* **Instructions for the task**: Each line of the data that mentions the string "Kundservice" needs to be identified and copied.

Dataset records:

------------------------------

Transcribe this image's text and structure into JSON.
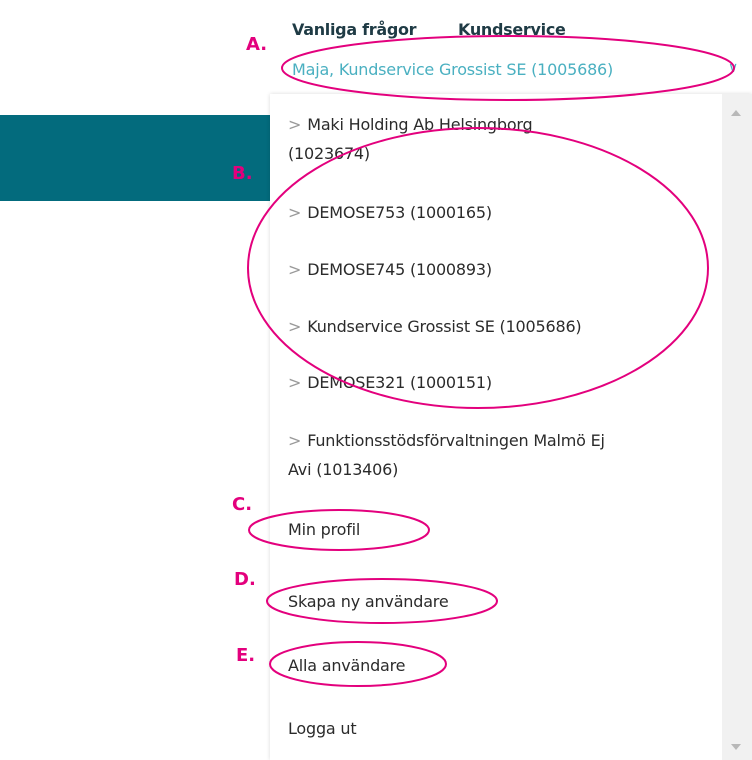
{
  "topnav": {
    "faq": "Vanliga frågor",
    "service": "Kundservice"
  },
  "account_selector": {
    "value": "Maja, Kundservice Grossist SE (1005686)"
  },
  "menu": {
    "companies": [
      {
        "line1": "Maki Holding Ab Helsingborg",
        "line2": "(1023674)"
      },
      {
        "line1": "DEMOSE753 (1000165)"
      },
      {
        "line1": "DEMOSE745 (1000893)"
      },
      {
        "line1": "Kundservice Grossist SE (1005686)"
      },
      {
        "line1": "DEMOSE321 (1000151)"
      },
      {
        "line1": "Funktionsstödsförvaltningen Malmö Ej",
        "line2": "Avi (1013406)"
      }
    ],
    "chevron": ">",
    "profile": "Min profil",
    "create_user": "Skapa ny användare",
    "all_users": "Alla användare",
    "logout": "Logga ut"
  },
  "annotations": {
    "a": "A.",
    "b": "B.",
    "c": "C.",
    "d": "D.",
    "e": "E."
  },
  "colors": {
    "teal": "#036b7d",
    "link": "#4ab0c1",
    "annotation": "#e3007d"
  }
}
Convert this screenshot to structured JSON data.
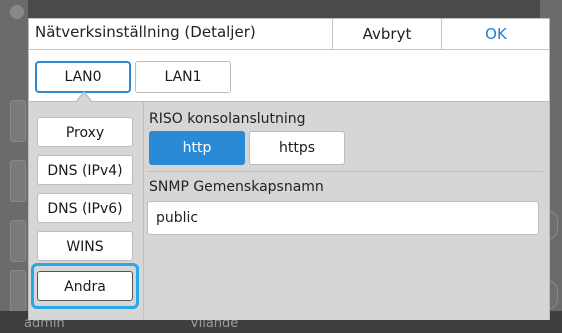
{
  "dialog": {
    "title": "Nätverksinställning (Detaljer)",
    "cancel_label": "Avbryt",
    "ok_label": "OK"
  },
  "tabs": [
    {
      "label": "LAN0",
      "selected": true
    },
    {
      "label": "LAN1",
      "selected": false
    }
  ],
  "sidebar": {
    "items": [
      {
        "label": "Proxy"
      },
      {
        "label": "DNS (IPv4)"
      },
      {
        "label": "DNS (IPv6)"
      },
      {
        "label": "WINS"
      },
      {
        "label": "Andra",
        "selected": true
      }
    ]
  },
  "riso": {
    "label": "RISO konsolanslutning",
    "options": [
      "http",
      "https"
    ],
    "selected": "http"
  },
  "snmp": {
    "label": "SNMP Gemenskapsnamn",
    "value": "public"
  },
  "background": {
    "bottom_left": "admin",
    "bottom_mid": "Vilande"
  },
  "colors": {
    "accent": "#2a8ad6",
    "focus_ring": "#29a8e6",
    "ok_text": "#1c7fd6"
  }
}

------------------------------

* **Response area**:
    "service": "Kundservice"
    "value": "Maja, Kundservice Grossist SE (1005686)"
        "line1": "Kundservice Grossist SE (1005686)"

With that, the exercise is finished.